The recipe (serves 8 to 10)
1. Cook the wheatberries: You’ll find some instructions that advise soaking wheatberries overnight; not necessary. Boiling them gently for 1 hr. will do the trick. To do so, heat about 3 qt. water in a large pot. Add 2 cups wheatberries and a generous sprinkling of kosher salt (about 1 Tbs.) and bring to a boil. Lower to a gentle simmer and cook, stirring occasionally, until the kernels soften and become tender, 1 to 1 1/4 hours. Drain well.
2. Prepare the birds and organize the stuffing: Transfer the drained wheatberries to a large bowl and toss with 1 Tbs. olive oil, 2 spring onions (cut in 1/2-inch dice; or 6 scallions), 1 carrot (finely diced), 1 cup grated Parmigiano, some sliced strips of prosciutto (from about 4 oz.), 1/2 lemon (cut in small slices), and 2 tsp. chopped fresh thyme. Season with salt and pepper to taste. Meanwhile, prepare the birds (or chicken if you’re going that route; 1 hen/person or one 4-lb chicken for 3 guests). Rinse under cold running water and then pat completely dry with paper towel (the latter is important; removing excess moisture ensures the skin will crisp and brown properly). Sprinkle all over with kosher salt (about 1 tsp. per bird or 2 tsp. per chicken), rub with olive oil, and sprinkle with fresh thyme. Spoon the wheatberry stuffing into the birds’ cavities. Transfer the stuffed birds to lightly greased rimmed baking sheets or a couple of large roasting pans (make sure they birds are evenly spaced so they can properly brown around the sides). Scatter some sliced sweet potato around the baking dish if you like.

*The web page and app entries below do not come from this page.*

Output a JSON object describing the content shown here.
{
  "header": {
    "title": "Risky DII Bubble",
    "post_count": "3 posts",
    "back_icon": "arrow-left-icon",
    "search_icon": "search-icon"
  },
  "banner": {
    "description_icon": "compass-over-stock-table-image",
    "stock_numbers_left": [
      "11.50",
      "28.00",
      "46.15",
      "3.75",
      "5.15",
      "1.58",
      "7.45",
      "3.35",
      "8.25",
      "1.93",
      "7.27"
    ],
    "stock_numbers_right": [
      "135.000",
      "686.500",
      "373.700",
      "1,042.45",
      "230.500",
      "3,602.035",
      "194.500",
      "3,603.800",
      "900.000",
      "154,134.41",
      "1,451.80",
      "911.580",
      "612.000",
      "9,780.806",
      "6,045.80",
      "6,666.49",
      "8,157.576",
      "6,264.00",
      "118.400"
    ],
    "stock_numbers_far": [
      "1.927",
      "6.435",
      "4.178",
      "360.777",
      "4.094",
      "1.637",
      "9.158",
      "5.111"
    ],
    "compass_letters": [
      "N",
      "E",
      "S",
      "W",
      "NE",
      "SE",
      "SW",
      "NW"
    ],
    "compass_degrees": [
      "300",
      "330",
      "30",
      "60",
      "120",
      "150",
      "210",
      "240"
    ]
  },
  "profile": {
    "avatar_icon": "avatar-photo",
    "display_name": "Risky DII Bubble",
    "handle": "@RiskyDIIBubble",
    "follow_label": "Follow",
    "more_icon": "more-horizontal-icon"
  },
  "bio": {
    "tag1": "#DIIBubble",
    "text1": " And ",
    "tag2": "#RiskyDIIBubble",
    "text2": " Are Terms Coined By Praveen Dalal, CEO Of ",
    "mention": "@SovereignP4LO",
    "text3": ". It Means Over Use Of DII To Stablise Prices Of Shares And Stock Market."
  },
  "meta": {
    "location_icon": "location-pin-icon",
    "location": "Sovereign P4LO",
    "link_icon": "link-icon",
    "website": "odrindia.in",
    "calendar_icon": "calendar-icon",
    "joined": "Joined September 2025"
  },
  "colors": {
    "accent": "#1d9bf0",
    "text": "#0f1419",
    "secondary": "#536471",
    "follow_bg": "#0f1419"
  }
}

3. Roast: Heat the oven to 425F. If you’ve stuffed the birds ahead of time, remove from the refrigerator and let sit at room temperature for 30 minutes while the oven heats. Roast, rotating the baking sheets or roasting pan front to back, until the hens (or chicken) brown evenly and register 165F when temped with an instant-read thermometer, about 25 minutes; or just use a paring knife to make a nick into a thicker part. Note: check that the stuffing also comes to temperature; it’s loosely packed so it should heat at the same rate as the bird.
4. Serve: Of course, you could make a pan sauce here, though there’s plenty already going on with this dish (and an involved sauce would only pull you away from your guests for longer). I served the hens with a squirt of lemon juice and a light drizzle of good olive oil and it was good; try the same.